America’s Deserts and Their Appeal
Everyone knows what deserts are: Flat, Brown, Barren. Oh, and hot! These are the horrible landscapes where only rattlesnakes and scorpions live (although you rarely see either). And don’t forget all those prickly, thorny plants. Why is it the case then that so many folks are eagerly planning and anticipating their upcoming desert adventures in these awful, inhospitable places?
First of all, throw away those stereotypes. Yes, American deserts (of which there are four: the Chihuahuan in Texas and New Mexico, the Sonoran & Great Basin deserts in Arizona and the Mojave in California) feature expanses of vast flat area. But they also boast spectacular mountains that beckon off-road bikers, hikers and climbers. Yes, there are many shades of brown in the landscape, but these joust with the whites and reds and oranges to paint the unforgettable desert palette. Barren? You can only be so lucky to experience the sweet-smelling desert in spring bloom or after a passing summer shower.
Hot? Yes, America’s deserts can be very hot (but it’s a dry heat!) around mid-day in the summer so a little extra planning is required before rock hounding, poking around historic ghost towns or exploring the wide open wilderness. But there are four seasons at higher elevations and temperate temperatures available much of the year. Should you pack the rain gear? With an average of over 300 days of sunshine per year in the American Southwest you can usually count on clear blue skies.
And forget the bug spray. There are practically no mosquitoes in the desert. No blackflies either. And no biting sand flies! For many, that is the biggest appeal going for an outdoor adventure destination.
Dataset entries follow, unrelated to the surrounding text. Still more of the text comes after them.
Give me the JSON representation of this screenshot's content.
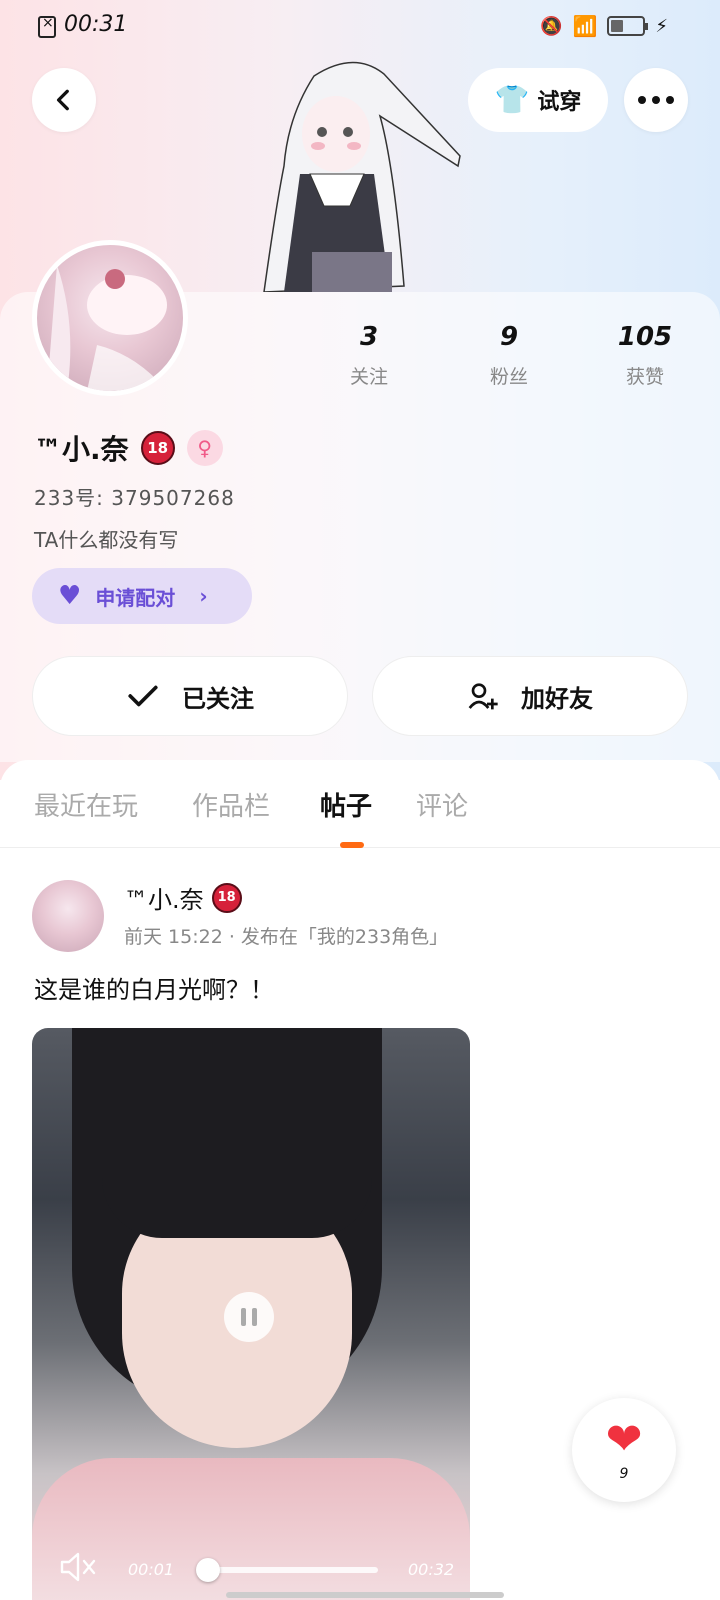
{
  "status_bar": {
    "time": "00:31"
  },
  "header": {
    "tryon_label": "试穿"
  },
  "stats": [
    {
      "value": "3",
      "label": "关注"
    },
    {
      "value": "9",
      "label": "粉丝"
    },
    {
      "value": "105",
      "label": "获赞"
    }
  ],
  "profile": {
    "name": "™小.奈",
    "badge": "18",
    "gender_symbol": "♀",
    "account_id": "233号: 379507268",
    "bio": "TA什么都没有写",
    "pair_label": "申请配对",
    "followed_label": "已关注",
    "add_friend_label": "加好友"
  },
  "tabs": [
    {
      "label": "最近在玩"
    },
    {
      "label": "作品栏"
    },
    {
      "label": "帖子"
    },
    {
      "label": "评论"
    }
  ],
  "post": {
    "author": "™小.奈",
    "meta": "前天 15:22 · 发布在「我的233角色」",
    "text": "这是谁的白月光啊？！",
    "video": {
      "current_time": "00:01",
      "total_time": "00:32",
      "progress": 0.03
    }
  },
  "like": {
    "count": "9"
  },
  "icons": {
    "back": "chevron-left-icon",
    "tryon": "shirt-icon",
    "more": "more-icon",
    "pair": "heart-icon",
    "followed": "check-icon",
    "add_friend": "person-plus-icon",
    "mute": "mute-icon",
    "pause": "pause-icon",
    "like": "heart-icon"
  },
  "colors": {
    "accent_orange": "#ff6a13",
    "pair_purple": "#6a4fd6",
    "like_red": "#f0323f",
    "badge_red": "#d6213a"
  }
}
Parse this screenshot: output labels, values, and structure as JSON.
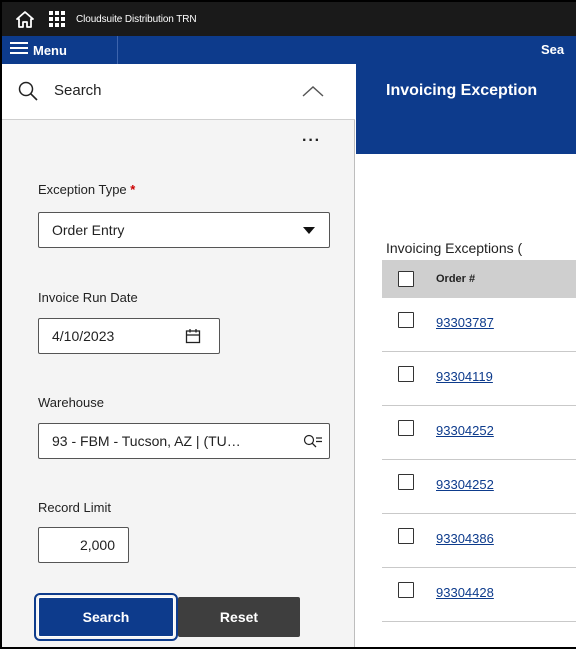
{
  "topbar": {
    "app_title": "Cloudsuite Distribution TRN"
  },
  "menubar": {
    "menu_label": "Menu",
    "page_tab": "Sea"
  },
  "search_panel": {
    "title": "Search",
    "more_label": "···",
    "exception_type": {
      "label": "Exception Type",
      "required_mark": "*",
      "value": "Order Entry"
    },
    "invoice_run_date": {
      "label": "Invoice Run Date",
      "value": "4/10/2023"
    },
    "warehouse": {
      "label": "Warehouse",
      "value": "93 - FBM - Tucson, AZ | (TU…"
    },
    "record_limit": {
      "label": "Record Limit",
      "value": "2,000"
    },
    "search_button": "Search",
    "reset_button": "Reset"
  },
  "content": {
    "title": "Invoicing Exception",
    "grid_caption": "Invoicing Exceptions (",
    "columns": [
      "Order #"
    ],
    "rows": [
      {
        "order": "93303787"
      },
      {
        "order": "93304119"
      },
      {
        "order": "93304252"
      },
      {
        "order": "93304252"
      },
      {
        "order": "93304386"
      },
      {
        "order": "93304428"
      }
    ]
  },
  "colors": {
    "brand_blue": "#0d3b8c",
    "topbar": "#1a1a1a",
    "reset_gray": "#3e3e3e"
  }
}
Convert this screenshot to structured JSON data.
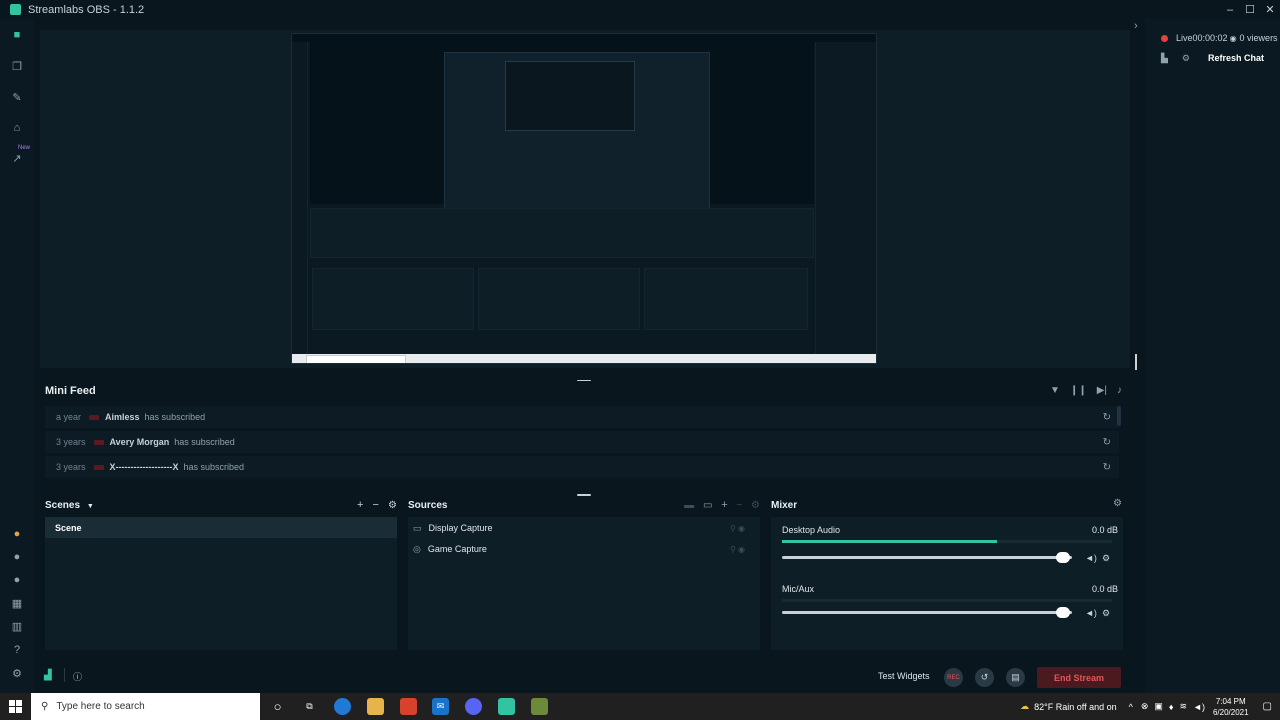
{
  "window": {
    "title": "Streamlabs OBS - 1.1.2"
  },
  "nav": {
    "new_badge": "New"
  },
  "stream_status": {
    "live_label": "Live",
    "elapsed": "00:00:02",
    "viewers": "0 viewers"
  },
  "chat": {
    "refresh_label": "Refresh Chat"
  },
  "mini_feed": {
    "title": "Mini Feed",
    "events": [
      {
        "time": "a year",
        "name": "Aimless",
        "action": "has subscribed"
      },
      {
        "time": "3 years",
        "name": "Avery Morgan",
        "action": "has subscribed"
      },
      {
        "time": "3 years",
        "name": "X-------------------X",
        "action": "has subscribed"
      }
    ]
  },
  "scenes": {
    "title": "Scenes",
    "items": [
      "Scene"
    ]
  },
  "sources": {
    "title": "Sources",
    "items": [
      "Display Capture",
      "Game Capture"
    ]
  },
  "mixer": {
    "title": "Mixer",
    "channels": [
      {
        "name": "Desktop Audio",
        "level": "0.0 dB",
        "meter_fill": 0.65,
        "volume": 0.97
      },
      {
        "name": "Mic/Aux",
        "level": "0.0 dB",
        "meter_fill": 0.0,
        "volume": 0.97
      }
    ]
  },
  "footer": {
    "test_widgets": "Test Widgets",
    "rec_label": "REC",
    "end_stream": "End Stream"
  },
  "taskbar": {
    "search_placeholder": "Type here to search",
    "weather": "82°F  Rain off and on",
    "time": "7:04 PM",
    "date": "6/20/2021"
  },
  "colors": {
    "accent": "#31c3a2",
    "live_red": "#e04343",
    "end_stream_bg": "#4a1a20"
  }
}
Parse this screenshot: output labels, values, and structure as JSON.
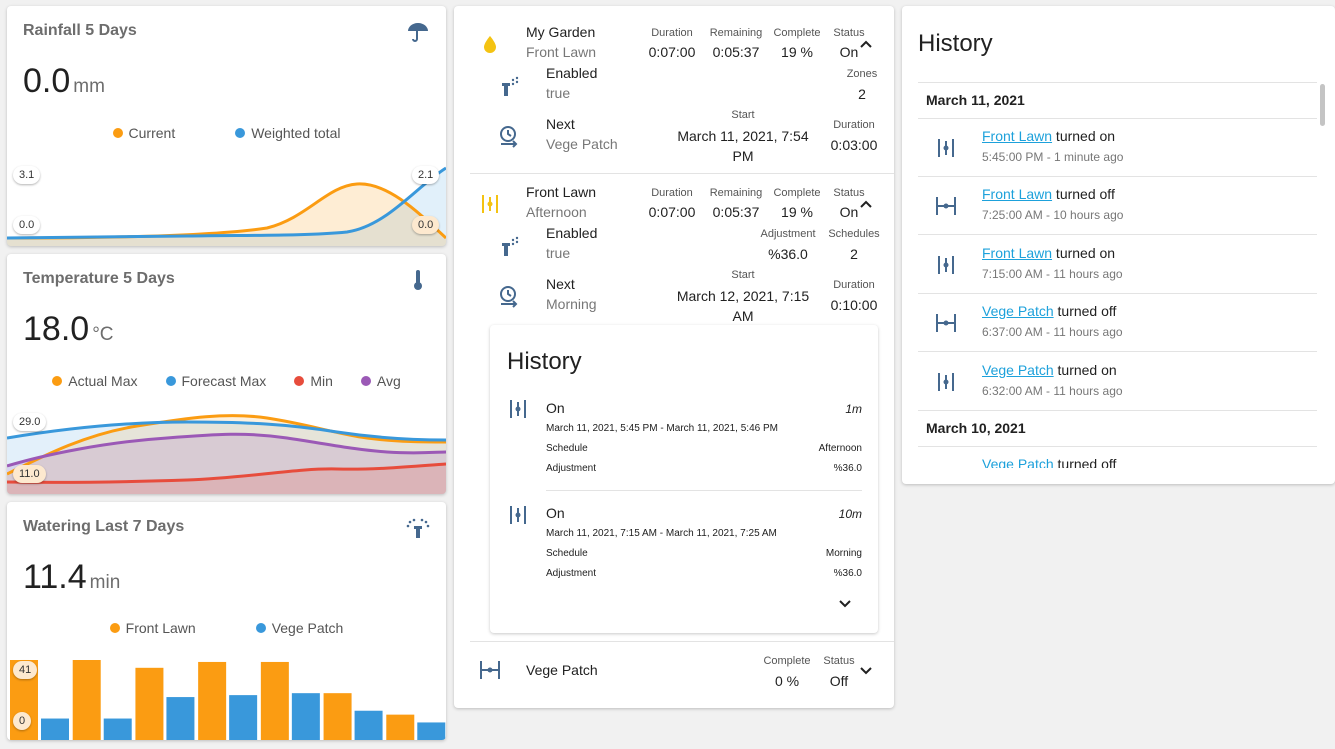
{
  "colors": {
    "orange": "#fb9c12",
    "blue": "#3998db",
    "red": "#e74c3c",
    "purple": "#9b59b6",
    "yellow": "#f4c312",
    "icon": "#45688e",
    "link": "#1da1db"
  },
  "rainfall": {
    "title": "Rainfall 5 Days",
    "value": "0.0",
    "unit": "mm",
    "icon": "umbrella-icon",
    "legend": [
      "Current",
      "Weighted total"
    ],
    "left_max": "3.1",
    "left_min": "0.0",
    "right_max": "2.1",
    "right_min": "0.0"
  },
  "temperature": {
    "title": "Temperature 5 Days",
    "value": "18.0",
    "unit": "°C",
    "icon": "thermometer-icon",
    "legend": [
      "Actual Max",
      "Forecast Max",
      "Min",
      "Avg"
    ],
    "max_label": "29.0",
    "min_label": "11.0"
  },
  "watering": {
    "title": "Watering Last 7 Days",
    "value": "11.4",
    "unit": "min",
    "icon": "sprinkler-icon",
    "legend": [
      "Front Lawn",
      "Vege Patch"
    ],
    "max_label": "41",
    "min_label": "0"
  },
  "chart_data": [
    {
      "type": "area",
      "title": "Rainfall 5 Days",
      "series": [
        {
          "name": "Current",
          "values": [
            0.0,
            0.0,
            0.0,
            0.1,
            0.1,
            0.2,
            1.2,
            2.7,
            2.1,
            0.0
          ]
        },
        {
          "name": "Weighted total",
          "values": [
            0.0,
            0.0,
            0.0,
            0.0,
            0.0,
            0.0,
            0.0,
            0.2,
            0.9,
            2.1
          ]
        }
      ],
      "ylim_left": [
        0.0,
        3.1
      ],
      "ylim_right": [
        0.0,
        2.1
      ]
    },
    {
      "type": "area",
      "title": "Temperature 5 Days",
      "series": [
        {
          "name": "Actual Max",
          "values": [
            11.0,
            19.0,
            23.0,
            25.0,
            27.0,
            25.0,
            23.0,
            22.0,
            22.0
          ]
        },
        {
          "name": "Forecast Max",
          "values": [
            24.0,
            25.5,
            26.5,
            26.5,
            25.5,
            24.5,
            23.0,
            22.5,
            22.5
          ]
        },
        {
          "name": "Min",
          "values": [
            11.5,
            11.5,
            12.0,
            12.5,
            12.5,
            12.0,
            12.5,
            13.0,
            13.5
          ]
        },
        {
          "name": "Avg",
          "values": [
            15.0,
            19.0,
            21.0,
            23.0,
            22.0,
            19.5,
            19.0,
            19.0,
            19.0
          ]
        }
      ],
      "ylim": [
        11.0,
        29.0
      ]
    },
    {
      "type": "bar",
      "title": "Watering Last 7 Days",
      "series": [
        {
          "name": "Front Lawn",
          "values": [
            41,
            41,
            37,
            40,
            40,
            24,
            13
          ]
        },
        {
          "name": "Vege Patch",
          "values": [
            11,
            11,
            22,
            23,
            24,
            15,
            9
          ]
        }
      ],
      "ylim": [
        0,
        41
      ]
    }
  ],
  "zones": {
    "controller": {
      "name": "My Garden",
      "zone": "Front Lawn",
      "icon": "water-drop-icon",
      "duration_label": "Duration",
      "duration": "0:07:00",
      "remaining_label": "Remaining",
      "remaining": "0:05:37",
      "complete_label": "Complete",
      "complete": "19 %",
      "status_label": "Status",
      "status": "On",
      "enabled_label": "Enabled",
      "enabled": "true",
      "zones_label": "Zones",
      "zones": "2",
      "next_label": "Next",
      "next": "Vege Patch",
      "start_label": "Start",
      "start": "March 11, 2021, 7:54 PM",
      "next_duration_label": "Duration",
      "next_duration": "0:03:00"
    },
    "front_lawn": {
      "name": "Front Lawn",
      "sub": "Afternoon",
      "duration_label": "Duration",
      "duration": "0:07:00",
      "remaining_label": "Remaining",
      "remaining": "0:05:37",
      "complete_label": "Complete",
      "complete": "19 %",
      "status_label": "Status",
      "status": "On",
      "enabled_label": "Enabled",
      "enabled": "true",
      "adjustment_label": "Adjustment",
      "adjustment": "%36.0",
      "schedules_label": "Schedules",
      "schedules": "2",
      "next_label": "Next",
      "next": "Morning",
      "start_label": "Start",
      "start": "March 12, 2021, 7:15 AM",
      "next_duration_label": "Duration",
      "next_duration": "0:10:00"
    },
    "inner_history": {
      "title": "History",
      "entries": [
        {
          "state": "On",
          "duration": "1m",
          "range": "March 11, 2021, 5:45 PM - March 11, 2021, 5:46 PM",
          "schedule_label": "Schedule",
          "schedule": "Afternoon",
          "adjustment_label": "Adjustment",
          "adjustment": "%36.0"
        },
        {
          "state": "On",
          "duration": "10m",
          "range": "March 11, 2021, 7:15 AM - March 11, 2021, 7:25 AM",
          "schedule_label": "Schedule",
          "schedule": "Morning",
          "adjustment_label": "Adjustment",
          "adjustment": "%36.0"
        }
      ]
    },
    "vege_patch": {
      "name": "Vege Patch",
      "complete_label": "Complete",
      "complete": "0 %",
      "status_label": "Status",
      "status": "Off"
    }
  },
  "history": {
    "title": "History",
    "date1": "March 11, 2021",
    "date2": "March 10, 2021",
    "items": [
      {
        "link": "Front Lawn",
        "action": " turned on",
        "time": "5:45:00 PM - 1 minute ago",
        "icon": "valve-open-icon"
      },
      {
        "link": "Front Lawn",
        "action": " turned off",
        "time": "7:25:00 AM - 10 hours ago",
        "icon": "valve-closed-icon"
      },
      {
        "link": "Front Lawn",
        "action": " turned on",
        "time": "7:15:00 AM - 11 hours ago",
        "icon": "valve-open-icon"
      },
      {
        "link": "Vege Patch",
        "action": " turned off",
        "time": "6:37:00 AM - 11 hours ago",
        "icon": "valve-closed-icon"
      },
      {
        "link": "Vege Patch",
        "action": " turned on",
        "time": "6:32:00 AM - 11 hours ago",
        "icon": "valve-open-icon"
      },
      {
        "link": "Vege Patch",
        "action": " turned off",
        "time": "",
        "icon": "valve-closed-icon"
      }
    ]
  }
}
Slot canyons, high plateaus, mountain peaks, swimming holes. American deserts have a language all their own. And at the end of of your desert adventure day you’ll likely be treated to one of the most beautiful sunsets in the country and the most star-studded night sky you’ve ever seen. Guaranteed.